--- START ---

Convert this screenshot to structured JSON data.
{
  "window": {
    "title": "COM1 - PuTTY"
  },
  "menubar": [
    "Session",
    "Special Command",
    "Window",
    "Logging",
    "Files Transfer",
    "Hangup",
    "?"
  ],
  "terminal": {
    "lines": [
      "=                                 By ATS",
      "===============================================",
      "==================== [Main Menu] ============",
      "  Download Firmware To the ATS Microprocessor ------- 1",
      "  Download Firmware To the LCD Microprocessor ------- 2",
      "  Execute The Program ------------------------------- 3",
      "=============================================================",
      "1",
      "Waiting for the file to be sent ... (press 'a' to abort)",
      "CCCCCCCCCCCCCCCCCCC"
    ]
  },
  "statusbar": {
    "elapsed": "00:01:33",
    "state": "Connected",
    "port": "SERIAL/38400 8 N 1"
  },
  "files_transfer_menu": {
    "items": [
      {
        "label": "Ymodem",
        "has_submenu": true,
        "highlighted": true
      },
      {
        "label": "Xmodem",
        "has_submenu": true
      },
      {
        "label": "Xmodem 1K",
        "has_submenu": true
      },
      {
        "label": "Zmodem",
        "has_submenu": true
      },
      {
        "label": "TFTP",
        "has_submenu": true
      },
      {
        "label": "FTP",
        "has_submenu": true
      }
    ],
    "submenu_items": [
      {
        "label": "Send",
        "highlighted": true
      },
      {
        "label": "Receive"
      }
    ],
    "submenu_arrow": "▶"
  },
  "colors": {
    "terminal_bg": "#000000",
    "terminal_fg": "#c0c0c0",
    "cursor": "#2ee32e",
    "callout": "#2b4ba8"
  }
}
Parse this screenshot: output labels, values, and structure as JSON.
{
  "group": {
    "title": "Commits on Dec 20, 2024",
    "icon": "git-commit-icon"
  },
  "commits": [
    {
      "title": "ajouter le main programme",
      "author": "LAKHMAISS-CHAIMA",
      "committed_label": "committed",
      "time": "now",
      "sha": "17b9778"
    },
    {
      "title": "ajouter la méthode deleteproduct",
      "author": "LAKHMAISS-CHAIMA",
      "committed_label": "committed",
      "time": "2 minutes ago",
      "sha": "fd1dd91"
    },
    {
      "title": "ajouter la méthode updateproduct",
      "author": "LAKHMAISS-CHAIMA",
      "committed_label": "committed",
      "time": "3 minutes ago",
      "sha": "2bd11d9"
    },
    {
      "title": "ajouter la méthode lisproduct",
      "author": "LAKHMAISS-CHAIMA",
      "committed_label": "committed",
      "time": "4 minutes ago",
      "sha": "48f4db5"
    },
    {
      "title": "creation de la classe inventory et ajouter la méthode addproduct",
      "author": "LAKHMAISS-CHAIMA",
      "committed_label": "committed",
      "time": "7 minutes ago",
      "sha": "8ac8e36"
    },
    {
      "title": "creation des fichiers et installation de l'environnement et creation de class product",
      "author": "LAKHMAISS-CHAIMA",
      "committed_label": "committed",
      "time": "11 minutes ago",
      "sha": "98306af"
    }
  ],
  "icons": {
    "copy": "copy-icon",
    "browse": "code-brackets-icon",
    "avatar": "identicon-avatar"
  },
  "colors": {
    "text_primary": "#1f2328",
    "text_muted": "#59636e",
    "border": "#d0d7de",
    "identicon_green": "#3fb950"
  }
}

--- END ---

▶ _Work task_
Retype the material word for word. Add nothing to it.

▶ _Your solution_
Convert this screenshot to structured JSON data.
{
  "window": {
    "title": "COM1 - PuTTY"
  },
  "menubar": [
    "Session",
    "Special Command",
    "Window",
    "Logging",
    "Files Transfer",
    "Hangup",
    "?"
  ],
  "terminal": {
    "lines": [
      "=                                 By ATS",
      "===============================================",
      "==================== [Main Menu] ============",
      "  Download Firmware To the ATS Microprocessor ------- 1",
      "  Download Firmware To the LCD Microprocessor ------- 2",
      "  Execute The Program ------------------------------- 3",
      "=============================================================",
      "1",
      "Waiting for the file to be sent ... (press 'a' to abort)",
      "CCCCCCCCCCCCCCCCCCC"
    ]
  },
  "statusbar": {
    "elapsed": "00:01:33",
    "state": "Connected",
    "port": "SERIAL/38400 8 N 1"
  },
  "files_transfer_menu": {
    "items": [
      {
        "label": "Ymodem",
        "has_submenu": true,
        "highlighted": true
      },
      {
        "label": "Xmodem",
        "has_submenu": true
      },
      {
        "label": "Xmodem 1K",
        "has_submenu": true
      },
      {
        "label": "Zmodem",
        "has_submenu": true
      },
      {
        "label": "TFTP",
        "has_submenu": true
      },
      {
        "label": "FTP",
        "has_submenu": true
      }
    ],
    "submenu_items": [
      {
        "label": "Send",
        "highlighted": true
      },
      {
        "label": "Receive"
      }
    ],
    "submenu_arrow": "▶"
  },
  "colors": {
    "terminal_bg": "#000000",
    "terminal_fg": "#c0c0c0",
    "cursor": "#2ee32e",
    "callout": "#2b4ba8"
  }
}
Parse this screenshot: output labels, values, and structure as JSON.
{
  "group": {
    "title": "Commits on Dec 20, 2024",
    "icon": "git-commit-icon"
  },
  "commits": [
    {
      "title": "ajouter le main programme",
      "author": "LAKHMAISS-CHAIMA",
      "committed_label": "committed",
      "time": "now",
      "sha": "17b9778"
    },
    {
      "title": "ajouter la méthode deleteproduct",
      "author": "LAKHMAISS-CHAIMA",
      "committed_label": "committed",
      "time": "2 minutes ago",
      "sha": "fd1dd91"
    },
    {
      "title": "ajouter la méthode updateproduct",
      "author": "LAKHMAISS-CHAIMA",
      "committed_label": "committed",
      "time": "3 minutes ago",
      "sha": "2bd11d9"
    },
    {
      "title": "ajouter la méthode lisproduct",
      "author": "LAKHMAISS-CHAIMA",
      "committed_label": "committed",
      "time": "4 minutes ago",
      "sha": "48f4db5"
    },
    {
      "title": "creation de la classe inventory et ajouter la méthode addproduct",
      "author": "LAKHMAISS-CHAIMA",
      "committed_label": "committed",
      "time": "7 minutes ago",
      "sha": "8ac8e36"
    },
    {
      "title": "creation des fichiers et installation de l'environnement et creation de class product",
      "author": "LAKHMAISS-CHAIMA",
      "committed_label": "committed",
      "time": "11 minutes ago",
      "sha": "98306af"
    }
  ],
  "icons": {
    "copy": "copy-icon",
    "browse": "code-brackets-icon",
    "avatar": "identicon-avatar"
  },
  "colors": {
    "text_primary": "#1f2328",
    "text_muted": "#59636e",
    "border": "#d0d7de",
    "identicon_green": "#3fb950"
  }
}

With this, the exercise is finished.